--- The input Enclosed Below ---
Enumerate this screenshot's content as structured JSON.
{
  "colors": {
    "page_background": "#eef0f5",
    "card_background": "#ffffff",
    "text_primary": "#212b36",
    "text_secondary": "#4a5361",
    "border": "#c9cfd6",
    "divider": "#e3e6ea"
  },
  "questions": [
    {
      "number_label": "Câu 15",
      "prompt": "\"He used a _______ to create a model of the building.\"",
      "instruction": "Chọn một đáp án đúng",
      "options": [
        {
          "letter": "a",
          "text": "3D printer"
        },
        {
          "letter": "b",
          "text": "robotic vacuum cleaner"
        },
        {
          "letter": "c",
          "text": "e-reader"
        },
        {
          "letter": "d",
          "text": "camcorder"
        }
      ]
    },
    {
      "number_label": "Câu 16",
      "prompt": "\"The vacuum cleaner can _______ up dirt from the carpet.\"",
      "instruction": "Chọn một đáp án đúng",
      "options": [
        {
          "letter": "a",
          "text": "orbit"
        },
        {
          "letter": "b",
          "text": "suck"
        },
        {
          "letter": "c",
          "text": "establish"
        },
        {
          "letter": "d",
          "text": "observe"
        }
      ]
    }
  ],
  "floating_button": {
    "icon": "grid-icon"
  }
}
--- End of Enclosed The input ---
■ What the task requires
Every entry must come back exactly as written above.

■ Task answer
Enumerate this screenshot's content as structured JSON.
{
  "colors": {
    "page_background": "#eef0f5",
    "card_background": "#ffffff",
    "text_primary": "#212b36",
    "text_secondary": "#4a5361",
    "border": "#c9cfd6",
    "divider": "#e3e6ea"
  },
  "questions": [
    {
      "number_label": "Câu 15",
      "prompt": "\"He used a _______ to create a model of the building.\"",
      "instruction": "Chọn một đáp án đúng",
      "options": [
        {
          "letter": "a",
          "text": "3D printer"
        },
        {
          "letter": "b",
          "text": "robotic vacuum cleaner"
        },
        {
          "letter": "c",
          "text": "e-reader"
        },
        {
          "letter": "d",
          "text": "camcorder"
        }
      ]
    },
    {
      "number_label": "Câu 16",
      "prompt": "\"The vacuum cleaner can _______ up dirt from the carpet.\"",
      "instruction": "Chọn một đáp án đúng",
      "options": [
        {
          "letter": "a",
          "text": "orbit"
        },
        {
          "letter": "b",
          "text": "suck"
        },
        {
          "letter": "c",
          "text": "establish"
        },
        {
          "letter": "d",
          "text": "observe"
        }
      ]
    }
  ],
  "floating_button": {
    "icon": "grid-icon"
  }
}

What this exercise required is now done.